‘I took my hobby and made it my life’

Behind the scenes with sports announcer Niv Zahavi.

Niv Zahavi 521 (photo credit: Inbal Aharoni )
Niv Zahavi 521
(photo credit: Inbal Aharoni )
It’s some five hours before the big game – the semifinals of the men’s basketball State Cup – and Maccabi Tel Aviv–Hapoel Holon scheduled matchup announcer Niv Zahavi has just come off working the high-school handball semifinals.
He’s nervous before hosting the night’s face-off, Zahavi says, but is trying not to think about it.
“I am going to go home and try to eat something, and play soccer on Sony Playstation.” Today it is Playstation, when he was a boy, it was Playmobil.
“I always knew I wanted to be a sports announcer,” says Zahavi.
“When I was little I would take my Playmobil soldiers and make them into a soccer team – one defender was No. 1, another defender was No. 5, the scorer was No. 9 or 11. So I would take shoes as goalposts, and marbles as balls, and I would play.”
As he grew older, Zahavi’s days were spent playing sports, watching sports programs and talking sports, every opportunity he got. In high school, Zahavi took to the court himself as a small forward in Israel’s fourth-tier League Alef for teams like Hapoel Yeroham and Hapoel Omer.
After stints in Eilat as a singing waiter, an extra in Habimah Theater productions and after studying things like on-camera acting, as well as getting certified as a basketball instructor, Zahavi says he acted on his true calling.
“I decided to go do a course on sports announcing and writing,” he says.
With a little luck and a little tenacity, Zahavi found himself with his first sports announcer gig – hosting the European campaign home games of Hapoel Tel Aviv.
“I wanted to be the announcer there, so I went and talked to the marketing manager,” he recalls, adding that after four games he was made the team’s regular announcer.
Several years later, after a road that has taken him to Ramat Hasharon basketball (women’s), Hapoel Holon, Bnei Hasharon and his current team affiliation – BC Habik’a – Zahavi has established himself as a consistently working announcer and host, covering events including basketball, soccer, handball, volleyball and track-andfield on all levels.
“I love my job,” he says. “I took my hobby and made it my life.”
It is now some three and a half hours before the big game.
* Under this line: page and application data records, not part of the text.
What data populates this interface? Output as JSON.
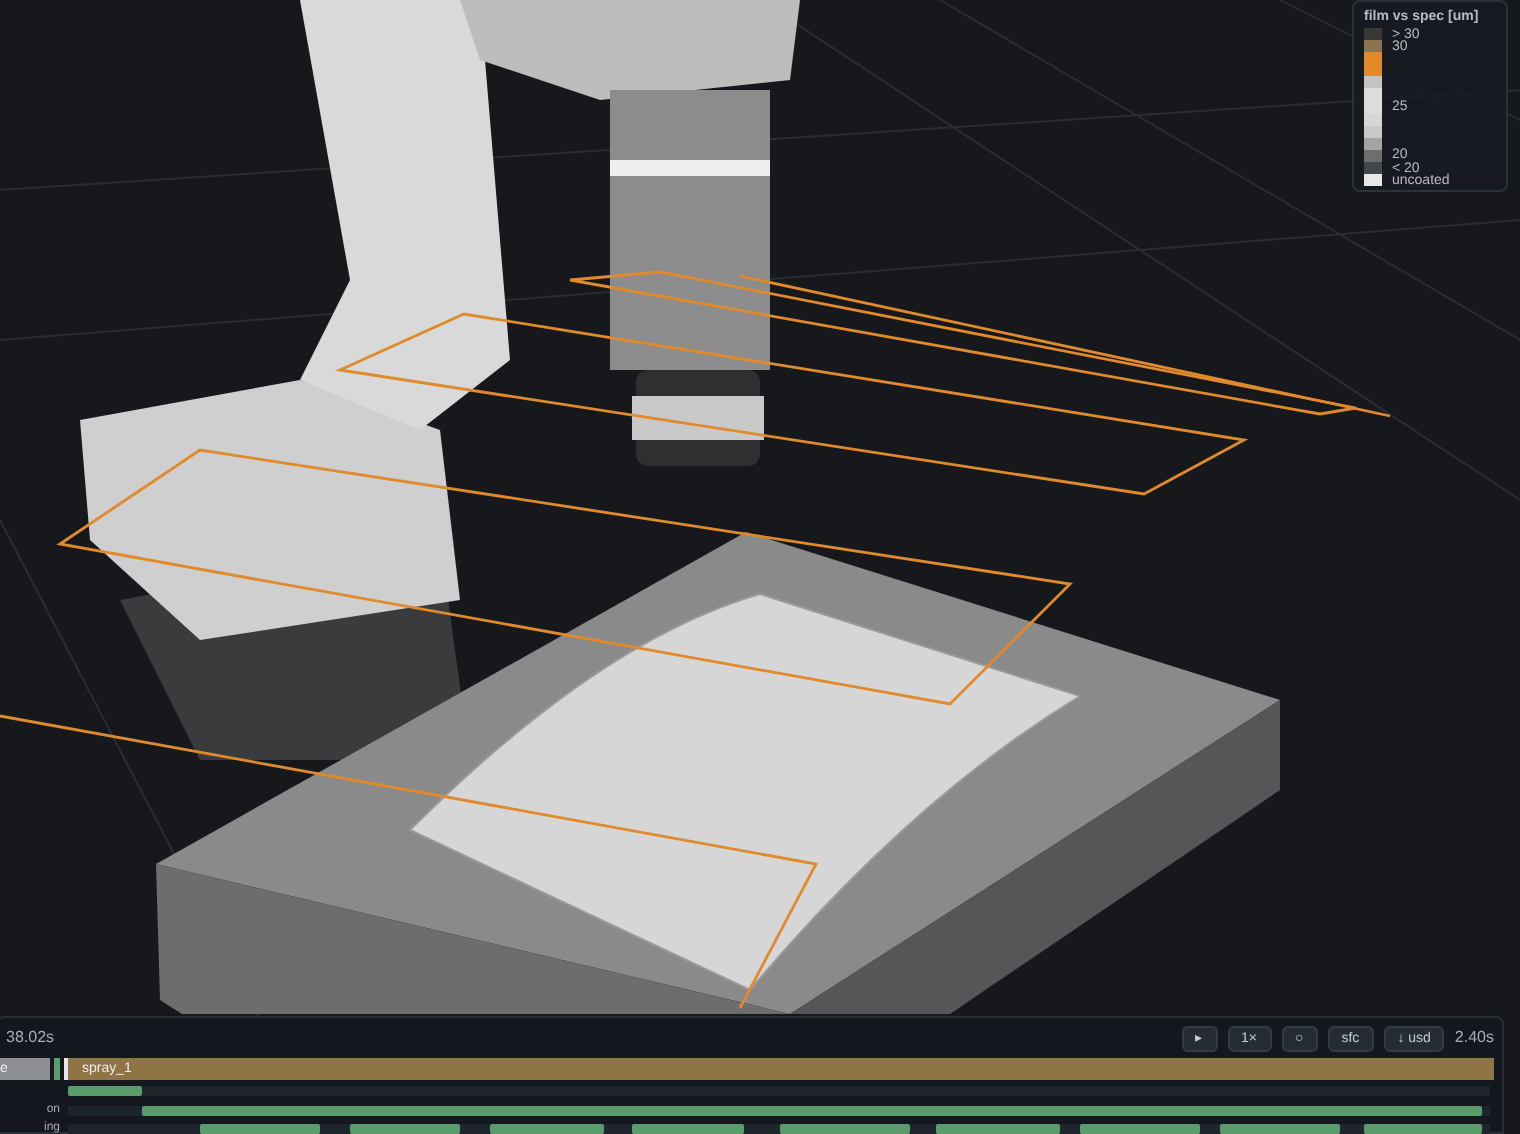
{
  "legend": {
    "title": "film vs spec [um]",
    "items": [
      {
        "color": "#3a3835",
        "label": "> 30"
      },
      {
        "color": "#8a7550",
        "label": "30"
      },
      {
        "color": "#e08a2c"
      },
      {
        "color": "#e08a2c"
      },
      {
        "color": "#c4c4c4"
      },
      {
        "color": "#dcdcdc"
      },
      {
        "color": "#dcdcdc",
        "label": "25"
      },
      {
        "color": "#d6d6d6"
      },
      {
        "color": "#c8c8c8"
      },
      {
        "color": "#a4a4a4"
      },
      {
        "color": "#6e6e6e",
        "label": "20"
      },
      {
        "color": "#3e4a48",
        "label": "< 20"
      },
      {
        "color": "#e8e8e8",
        "label": "uncoated"
      }
    ]
  },
  "timeline": {
    "time": "38.02s",
    "duration": "2.40s",
    "buttons": [
      {
        "label": "▸"
      },
      {
        "label": "1×"
      },
      {
        "label": "○"
      },
      {
        "label": "sfc"
      },
      {
        "label": "↓ usd"
      }
    ],
    "clips": [
      {
        "kind": "idle",
        "label": "e"
      },
      {
        "kind": "spray",
        "label": "spray_1"
      }
    ],
    "tracks": [
      {
        "kind": "short"
      },
      {
        "label": "on",
        "kind": "long"
      },
      {
        "label": "ing",
        "kind": "pulses"
      }
    ]
  }
}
Zahavi waits outside the Nokia Arena in Yad Eliyahu.
The sidewalks are teeming with buses and people. Fathers with young sons.
Teenage boys in testosterone-laden packs. Cops and security personnel. A blind beggar with a walking stick navigates the crowds surprisingly well, asking for money. Fans are lined up at the gates, waiting to be let in. Their colors blend into a mass of yellow and purple, yellow and blue, orange, and light blue.
Zahavi stands out in his suit and tie.
“Have you come to sing tonight?” a security guard recognizes him and laughs as he shakes his hand.
“Actually, I’m still waiting for my pass to be let in,” Zahavi says, shaking his head. In his hands he holds typed notes – the things he plans to say in the introduction as he opens the game.
Every few minutes he is on his phone, texting, checking the time.
Zahavi spends the final hours before a game getting the latest on the team lineups – which players are injured, which players are in. He checks out the game schedule – finds out whether there are any notables he has to introduce, even gets updates on what music is to be played.
Finally, Zahavi’s pass arrives. He is let into the arena.
“I’m excited,” he admits. “If I don’t get excited before a game like this, I won’t do well.”
Doing well means feeling the audience in the stands – feeding off of their energy, while giving energy back.
It’s a job that brings with it its share of stress – positive and negative.
“I didn’t sleep well last night and I didn’t eat much today,” Zahavi says.
“You know you are going to get to the arena and it’s going to be full – that in itself is exciting.”
In between greetings to various basketball personalities, he is still glancing at his phone, at his notes. The Hapoel Holon team arrives and is ushered in through an open gate. General manager Pini Gershon nods in recognition, assistant coach Elad Hasin stops by to say hello.
Zahavi is in the final moments before his turn on the court. Inside the arena, the first game of the night is well under way. Maccabi Rishon Lezion is going head-to-head with Zahavi’s home team, Habik’a. Through the closed doors of the stadium itself, Rishon fans can be heard thundering their approval every time their team scores.
It is clear there is some sort of primal dance going on – between the fans and their team, the team and the announcer, the announcer and the fans. It goes back and forth and which comes first is hard to say. But it is obvious the announcer is part of it.
“Three points!” the announcer bellows. The crowd goes wild.
“He pushes the audience in a game, he wakes them up,” says Meir Tapiro, a Premier League veteran currently playing point guard for Maccabi Ashdod, when asked about the role of the game announcer. “He has a very important part to play here – he must take control of the game, whether it’s good or bad.”
Some fans, however, see things otherwise.
“We don’t need an announcer,” 42- year-old die-hard Hapoel Holon fan Shlomi Levy says. “We are the announcers ourselves!” His friend gives him a slap on the back in agreement.
His daughter laughs.
It is 9 p.m. and Zahavi has taken to his small table at courtside. The arena is full almost to capacity, awash in yellow and blue on one side, and yellow and purple on the other. Drums roll.
People cheer. Vendors walk the aisles.
Popcorn and sunflower seeds litter the floor. The main event is about to begin.
“Welcome to the Nokia Sports Arena,” Zahavi begins, “to the semifinals of the Israel Cup championships. In this game Maccabi Electra Tel Aviv and Hapoel Holon will be playing.”
He falls silent for a moment, and the crowd roars....
Maccabi Tel Aviv and Maccabi Rishon Lezion both won their games and advanced to the Israel Cup finals, which were held after press time on Thursday at the Nokia Arena in Tel Aviv.